A legislator on Thursday advised people cooped up in their homes due to the enhanced community quarantine to take stock of themselves and to take care of their mental health.
“Aside from physically guarding one’s body to prevent infection from Covid-19, people should also take serious effort to take care of their mental health during the enhanced community quarantine period,” San Jose del Monte City Rep. Florida Robes said.
“Anxiety and depression are on the rise because of the social distancing and enhanced community quarantine,” Robes said.
Robes, chairperson of the House committee on people’s participation, added: “there is a lot of anxiety, fear and confusion at this time over our loved ones, our jobs, and all of us are affected. These conditions are more pronounced for those experiencing mental health problems even before the Chinese virus hit the country,” Robes said.
Robes, an advocate for mental health, is the country’s ambassador of Sunfull Foundation Internet Peace Movement, a Korean nongovernment organization that promotes mental health and fight against cyber-bullying.
She explained that during “this period of enhanced quarantine and social distancing, everyone at a certain point experiences mental and psychological challenges because of the many uncertainties and the physical isolation.”

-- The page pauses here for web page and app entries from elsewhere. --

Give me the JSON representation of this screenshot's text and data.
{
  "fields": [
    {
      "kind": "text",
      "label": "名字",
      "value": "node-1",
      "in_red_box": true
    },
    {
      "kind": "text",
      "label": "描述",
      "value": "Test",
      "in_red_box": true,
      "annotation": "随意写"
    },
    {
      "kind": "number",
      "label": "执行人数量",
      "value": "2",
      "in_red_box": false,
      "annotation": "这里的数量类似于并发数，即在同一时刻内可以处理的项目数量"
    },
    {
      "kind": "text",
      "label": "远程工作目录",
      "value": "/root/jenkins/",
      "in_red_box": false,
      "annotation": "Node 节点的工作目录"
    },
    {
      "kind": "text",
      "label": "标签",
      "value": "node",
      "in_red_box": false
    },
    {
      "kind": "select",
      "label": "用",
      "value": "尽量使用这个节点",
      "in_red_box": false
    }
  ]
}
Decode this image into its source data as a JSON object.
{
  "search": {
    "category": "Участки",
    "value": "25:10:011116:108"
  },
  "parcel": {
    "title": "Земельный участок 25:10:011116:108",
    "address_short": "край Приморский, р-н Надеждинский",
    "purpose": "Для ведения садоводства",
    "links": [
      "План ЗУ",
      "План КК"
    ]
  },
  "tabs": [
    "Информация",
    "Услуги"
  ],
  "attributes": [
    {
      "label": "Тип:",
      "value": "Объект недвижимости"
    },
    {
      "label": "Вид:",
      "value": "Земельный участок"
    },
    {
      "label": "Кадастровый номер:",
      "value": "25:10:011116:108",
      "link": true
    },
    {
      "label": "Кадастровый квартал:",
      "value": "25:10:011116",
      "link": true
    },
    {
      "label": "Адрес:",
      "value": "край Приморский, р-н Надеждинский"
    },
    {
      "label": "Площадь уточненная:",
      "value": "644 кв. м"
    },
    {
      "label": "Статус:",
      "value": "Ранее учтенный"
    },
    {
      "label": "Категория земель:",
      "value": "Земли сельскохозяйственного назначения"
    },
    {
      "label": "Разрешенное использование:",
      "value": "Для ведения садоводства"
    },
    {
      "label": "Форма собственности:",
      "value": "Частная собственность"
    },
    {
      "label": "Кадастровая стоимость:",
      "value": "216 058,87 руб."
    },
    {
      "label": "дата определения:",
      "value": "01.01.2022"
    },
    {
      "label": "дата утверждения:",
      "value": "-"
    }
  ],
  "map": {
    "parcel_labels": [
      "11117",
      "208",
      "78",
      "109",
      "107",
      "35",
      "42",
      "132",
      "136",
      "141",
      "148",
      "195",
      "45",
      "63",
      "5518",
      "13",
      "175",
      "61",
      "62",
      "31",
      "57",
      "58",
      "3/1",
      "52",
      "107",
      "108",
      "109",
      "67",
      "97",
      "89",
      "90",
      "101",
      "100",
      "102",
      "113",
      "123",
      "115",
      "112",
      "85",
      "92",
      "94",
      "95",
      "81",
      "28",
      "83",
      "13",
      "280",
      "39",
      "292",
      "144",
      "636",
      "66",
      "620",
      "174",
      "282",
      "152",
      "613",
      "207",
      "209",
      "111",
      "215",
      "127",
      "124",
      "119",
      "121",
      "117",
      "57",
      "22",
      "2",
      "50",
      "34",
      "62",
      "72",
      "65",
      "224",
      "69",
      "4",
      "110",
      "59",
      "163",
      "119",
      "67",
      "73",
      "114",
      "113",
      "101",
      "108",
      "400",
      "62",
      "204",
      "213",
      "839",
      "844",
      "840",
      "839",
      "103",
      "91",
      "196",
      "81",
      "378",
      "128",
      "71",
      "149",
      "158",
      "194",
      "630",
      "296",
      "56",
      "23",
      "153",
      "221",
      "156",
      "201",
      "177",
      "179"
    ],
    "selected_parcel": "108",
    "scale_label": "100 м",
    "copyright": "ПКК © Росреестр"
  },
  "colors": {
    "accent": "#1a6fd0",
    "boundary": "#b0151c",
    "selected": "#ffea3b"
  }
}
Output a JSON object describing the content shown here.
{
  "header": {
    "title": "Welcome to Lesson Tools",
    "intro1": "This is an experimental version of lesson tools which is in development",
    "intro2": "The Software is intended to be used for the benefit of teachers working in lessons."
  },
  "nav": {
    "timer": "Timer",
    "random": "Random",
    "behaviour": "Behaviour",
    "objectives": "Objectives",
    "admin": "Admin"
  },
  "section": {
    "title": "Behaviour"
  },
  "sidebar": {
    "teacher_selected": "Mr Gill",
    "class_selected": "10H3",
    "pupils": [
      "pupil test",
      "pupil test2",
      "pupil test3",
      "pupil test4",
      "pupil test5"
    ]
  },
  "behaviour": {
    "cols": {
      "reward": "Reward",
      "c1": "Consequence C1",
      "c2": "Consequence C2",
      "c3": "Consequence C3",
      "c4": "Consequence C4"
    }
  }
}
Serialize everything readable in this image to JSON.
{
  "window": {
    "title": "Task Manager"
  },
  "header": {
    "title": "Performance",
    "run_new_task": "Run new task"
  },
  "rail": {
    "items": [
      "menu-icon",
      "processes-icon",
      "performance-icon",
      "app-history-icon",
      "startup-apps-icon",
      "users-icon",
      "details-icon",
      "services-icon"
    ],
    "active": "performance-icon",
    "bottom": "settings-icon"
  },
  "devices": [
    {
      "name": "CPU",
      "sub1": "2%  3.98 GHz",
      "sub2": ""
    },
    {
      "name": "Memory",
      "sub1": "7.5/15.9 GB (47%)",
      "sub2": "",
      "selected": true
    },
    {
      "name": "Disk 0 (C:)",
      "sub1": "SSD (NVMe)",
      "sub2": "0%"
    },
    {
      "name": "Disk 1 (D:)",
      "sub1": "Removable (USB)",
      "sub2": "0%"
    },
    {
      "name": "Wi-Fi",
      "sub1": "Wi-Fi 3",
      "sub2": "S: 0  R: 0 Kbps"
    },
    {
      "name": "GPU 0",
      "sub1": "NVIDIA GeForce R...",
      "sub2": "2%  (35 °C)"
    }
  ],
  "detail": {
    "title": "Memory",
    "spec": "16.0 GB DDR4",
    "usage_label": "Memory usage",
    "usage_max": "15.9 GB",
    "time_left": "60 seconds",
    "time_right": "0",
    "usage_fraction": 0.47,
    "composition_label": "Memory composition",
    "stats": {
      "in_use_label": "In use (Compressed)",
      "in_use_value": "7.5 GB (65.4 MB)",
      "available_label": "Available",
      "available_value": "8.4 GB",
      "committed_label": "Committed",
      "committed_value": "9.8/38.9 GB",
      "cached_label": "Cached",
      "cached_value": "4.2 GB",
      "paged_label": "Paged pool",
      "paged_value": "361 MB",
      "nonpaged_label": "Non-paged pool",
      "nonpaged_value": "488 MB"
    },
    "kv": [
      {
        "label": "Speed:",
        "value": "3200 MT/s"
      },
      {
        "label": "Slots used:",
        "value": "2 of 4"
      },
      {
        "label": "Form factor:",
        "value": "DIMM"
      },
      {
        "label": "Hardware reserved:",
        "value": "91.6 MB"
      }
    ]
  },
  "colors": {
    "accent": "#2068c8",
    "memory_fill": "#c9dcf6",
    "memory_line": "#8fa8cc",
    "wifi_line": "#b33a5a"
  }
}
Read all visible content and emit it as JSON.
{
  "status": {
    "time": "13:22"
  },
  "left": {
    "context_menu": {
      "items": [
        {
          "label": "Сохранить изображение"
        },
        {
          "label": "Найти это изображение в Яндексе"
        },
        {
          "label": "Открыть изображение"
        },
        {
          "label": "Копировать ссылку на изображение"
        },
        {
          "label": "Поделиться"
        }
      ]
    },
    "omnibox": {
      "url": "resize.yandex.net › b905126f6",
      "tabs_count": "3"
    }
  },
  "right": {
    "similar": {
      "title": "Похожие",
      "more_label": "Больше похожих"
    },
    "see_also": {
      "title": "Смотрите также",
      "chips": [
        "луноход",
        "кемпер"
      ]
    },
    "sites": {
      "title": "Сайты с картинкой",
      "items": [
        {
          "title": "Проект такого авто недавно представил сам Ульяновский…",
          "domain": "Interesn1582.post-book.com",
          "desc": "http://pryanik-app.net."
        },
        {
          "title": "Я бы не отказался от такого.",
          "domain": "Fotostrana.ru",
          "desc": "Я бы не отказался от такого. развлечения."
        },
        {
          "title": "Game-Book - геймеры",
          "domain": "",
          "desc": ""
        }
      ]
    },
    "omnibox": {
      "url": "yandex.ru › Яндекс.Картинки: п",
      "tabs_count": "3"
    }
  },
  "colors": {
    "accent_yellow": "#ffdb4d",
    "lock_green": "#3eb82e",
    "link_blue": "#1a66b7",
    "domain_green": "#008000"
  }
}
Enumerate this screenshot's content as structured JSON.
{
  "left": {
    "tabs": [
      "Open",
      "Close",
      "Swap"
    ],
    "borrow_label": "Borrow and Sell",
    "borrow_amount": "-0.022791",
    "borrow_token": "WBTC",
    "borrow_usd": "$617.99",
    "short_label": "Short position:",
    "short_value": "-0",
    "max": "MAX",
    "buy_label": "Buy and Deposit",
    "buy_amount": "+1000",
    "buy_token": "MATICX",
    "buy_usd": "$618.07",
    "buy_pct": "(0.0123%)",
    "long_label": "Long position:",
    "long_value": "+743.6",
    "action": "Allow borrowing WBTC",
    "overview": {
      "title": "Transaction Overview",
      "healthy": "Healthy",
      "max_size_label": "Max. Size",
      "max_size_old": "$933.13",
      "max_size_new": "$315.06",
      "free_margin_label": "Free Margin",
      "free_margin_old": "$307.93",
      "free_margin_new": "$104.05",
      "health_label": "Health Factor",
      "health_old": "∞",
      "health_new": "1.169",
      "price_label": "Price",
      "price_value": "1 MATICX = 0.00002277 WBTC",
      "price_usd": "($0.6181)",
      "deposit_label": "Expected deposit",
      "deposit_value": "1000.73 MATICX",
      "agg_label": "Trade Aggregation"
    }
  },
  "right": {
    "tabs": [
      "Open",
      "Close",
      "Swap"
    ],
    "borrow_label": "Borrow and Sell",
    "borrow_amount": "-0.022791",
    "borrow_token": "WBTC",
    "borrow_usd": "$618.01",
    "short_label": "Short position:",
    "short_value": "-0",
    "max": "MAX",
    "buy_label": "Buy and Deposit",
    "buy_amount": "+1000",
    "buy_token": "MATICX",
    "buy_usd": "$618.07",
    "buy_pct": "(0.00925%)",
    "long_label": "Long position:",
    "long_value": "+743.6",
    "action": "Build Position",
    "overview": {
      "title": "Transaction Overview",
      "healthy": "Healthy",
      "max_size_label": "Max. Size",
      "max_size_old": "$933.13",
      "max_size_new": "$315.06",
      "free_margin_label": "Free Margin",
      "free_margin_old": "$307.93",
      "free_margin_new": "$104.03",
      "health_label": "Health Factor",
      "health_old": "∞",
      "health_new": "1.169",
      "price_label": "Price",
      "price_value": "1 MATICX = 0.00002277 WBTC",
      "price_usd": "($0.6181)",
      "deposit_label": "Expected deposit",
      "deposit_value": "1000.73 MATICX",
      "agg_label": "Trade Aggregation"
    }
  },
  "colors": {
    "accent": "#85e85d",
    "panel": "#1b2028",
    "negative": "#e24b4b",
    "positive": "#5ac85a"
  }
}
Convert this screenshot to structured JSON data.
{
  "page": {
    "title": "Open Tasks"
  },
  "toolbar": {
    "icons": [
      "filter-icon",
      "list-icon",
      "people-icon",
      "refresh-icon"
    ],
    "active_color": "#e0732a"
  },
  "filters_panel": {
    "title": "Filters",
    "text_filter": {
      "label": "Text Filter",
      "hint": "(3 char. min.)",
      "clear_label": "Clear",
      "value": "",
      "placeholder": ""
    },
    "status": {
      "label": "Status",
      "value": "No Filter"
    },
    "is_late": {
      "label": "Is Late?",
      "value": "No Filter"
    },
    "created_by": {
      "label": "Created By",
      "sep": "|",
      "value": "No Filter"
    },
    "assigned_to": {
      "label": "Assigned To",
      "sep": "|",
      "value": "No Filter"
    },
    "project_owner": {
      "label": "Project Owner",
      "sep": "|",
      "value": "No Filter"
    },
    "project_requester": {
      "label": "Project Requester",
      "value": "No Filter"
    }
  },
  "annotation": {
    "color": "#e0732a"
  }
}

Mental health professionals and addiction support groups had warned that the measures taken to combat Covid-19 pose another serious threat–people’s mental health especially for those dependent on social contact or interaction for support and treatment like the elderly and those with mental health issues.
“It is for this reason,” Robes said, “that open and constant communication with family members are important.”
“We should take advantage of the time to talk with our loved ones especially those more emotionally unstable in order to relieve the feeling of helplessness and the overall stress in these unprecedented times,” she said.
She said interactive activities such as boardgames, watching TV or movies together, jointly doing household chores, physical exercises, eating together without phones, are some of the activities that the family may engage in to relieve anxiety and stress and guard against mental health issues.
“Let us take advantage of this time to reconnect with our family and loved ones and our inner self in order to more effectively manage our emotions and face this crisis stronger than we have ever been,” Robes said.